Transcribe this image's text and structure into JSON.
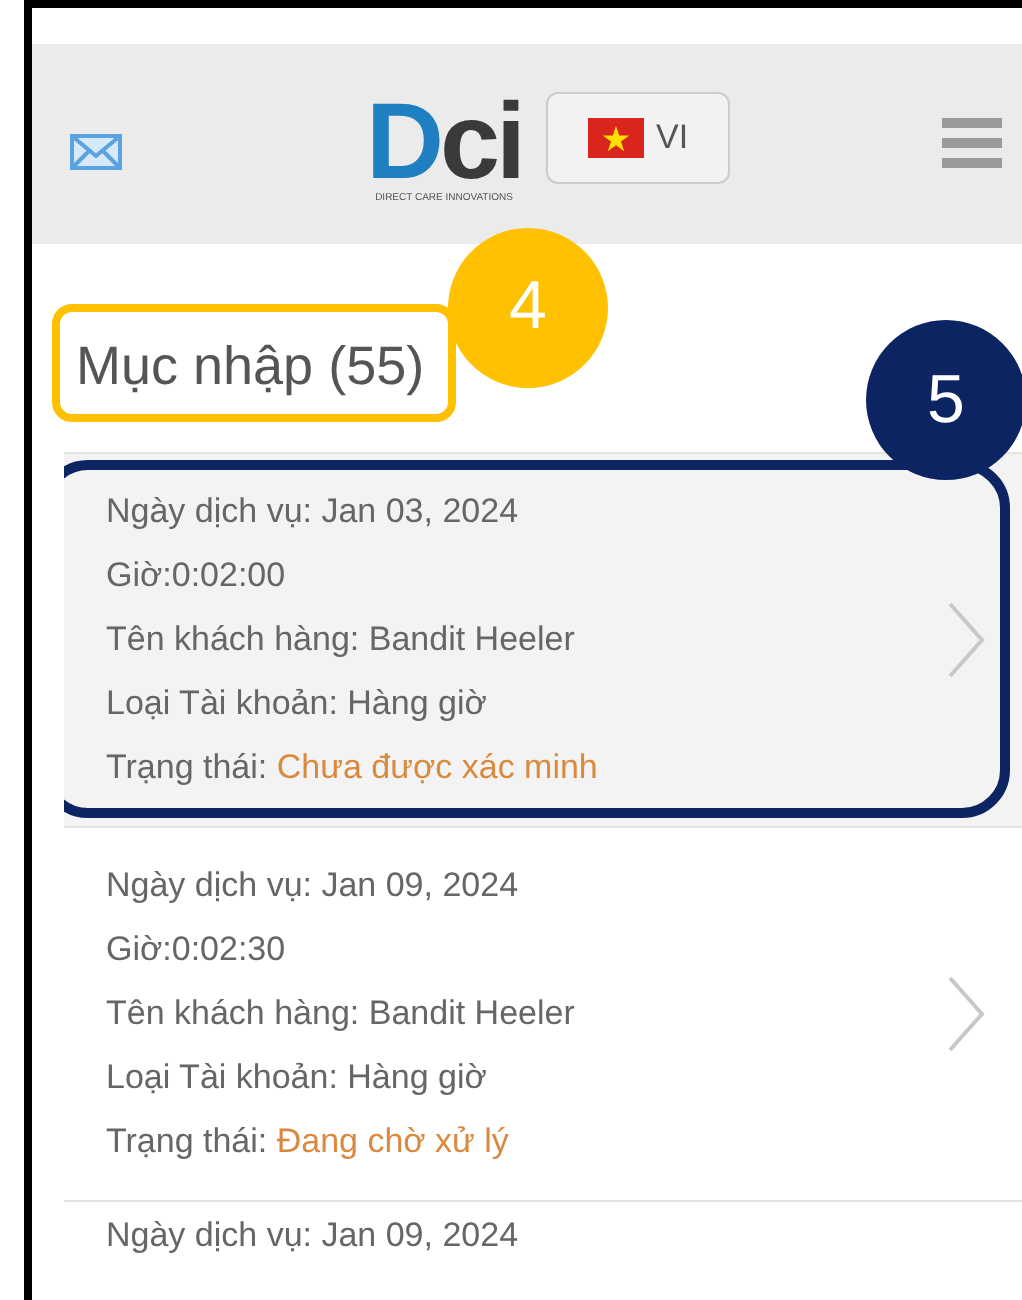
{
  "header": {
    "logo": {
      "letters": [
        {
          "text": "D",
          "color": "#1f7fc0"
        },
        {
          "text": "ci",
          "color": "#3a3a3a"
        }
      ],
      "tagline": "DIRECT CARE INNOVATIONS"
    },
    "language": {
      "code": "VI"
    }
  },
  "title": {
    "text": "Mục nhập (55)",
    "callout": {
      "number": "4",
      "color": "#ffc000"
    }
  },
  "entries": [
    {
      "selected": true,
      "lines": [
        {
          "label": "Ngày dịch vụ:",
          "value": " Jan 03, 2024"
        },
        {
          "label": "Giờ:",
          "value": "0:02:00"
        },
        {
          "label": "Tên khách hàng:",
          "value": " Bandit Heeler"
        },
        {
          "label": "Loại Tài khoản:",
          "value": " Hàng giờ"
        }
      ],
      "status_label": "Trạng thái:",
      "status": " Chưa được xác minh",
      "callout": {
        "number": "5",
        "color": "#0c2461"
      }
    },
    {
      "selected": false,
      "lines": [
        {
          "label": "Ngày dịch vụ:",
          "value": " Jan 09, 2024"
        },
        {
          "label": "Giờ:",
          "value": "0:02:30"
        },
        {
          "label": "Tên khách hàng:",
          "value": " Bandit Heeler"
        },
        {
          "label": "Loại Tài khoản:",
          "value": " Hàng giờ"
        }
      ],
      "status_label": "Trạng thái:",
      "status": " Đang chờ xử lý"
    },
    {
      "selected": false,
      "lines": [
        {
          "label": "Ngày dịch vụ:",
          "value": " Jan 09, 2024"
        }
      ]
    }
  ]
}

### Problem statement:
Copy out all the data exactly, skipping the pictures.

### Answer to this task:
Transcribe this image's text and structure into JSON.
{
  "header": {
    "logo": {
      "letters": [
        {
          "text": "D",
          "color": "#1f7fc0"
        },
        {
          "text": "ci",
          "color": "#3a3a3a"
        }
      ],
      "tagline": "DIRECT CARE INNOVATIONS"
    },
    "language": {
      "code": "VI"
    }
  },
  "title": {
    "text": "Mục nhập (55)",
    "callout": {
      "number": "4",
      "color": "#ffc000"
    }
  },
  "entries": [
    {
      "selected": true,
      "lines": [
        {
          "label": "Ngày dịch vụ:",
          "value": " Jan 03, 2024"
        },
        {
          "label": "Giờ:",
          "value": "0:02:00"
        },
        {
          "label": "Tên khách hàng:",
          "value": " Bandit Heeler"
        },
        {
          "label": "Loại Tài khoản:",
          "value": " Hàng giờ"
        }
      ],
      "status_label": "Trạng thái:",
      "status": " Chưa được xác minh",
      "callout": {
        "number": "5",
        "color": "#0c2461"
      }
    },
    {
      "selected": false,
      "lines": [
        {
          "label": "Ngày dịch vụ:",
          "value": " Jan 09, 2024"
        },
        {
          "label": "Giờ:",
          "value": "0:02:30"
        },
        {
          "label": "Tên khách hàng:",
          "value": " Bandit Heeler"
        },
        {
          "label": "Loại Tài khoản:",
          "value": " Hàng giờ"
        }
      ],
      "status_label": "Trạng thái:",
      "status": " Đang chờ xử lý"
    },
    {
      "selected": false,
      "lines": [
        {
          "label": "Ngày dịch vụ:",
          "value": " Jan 09, 2024"
        }
      ]
    }
  ]
}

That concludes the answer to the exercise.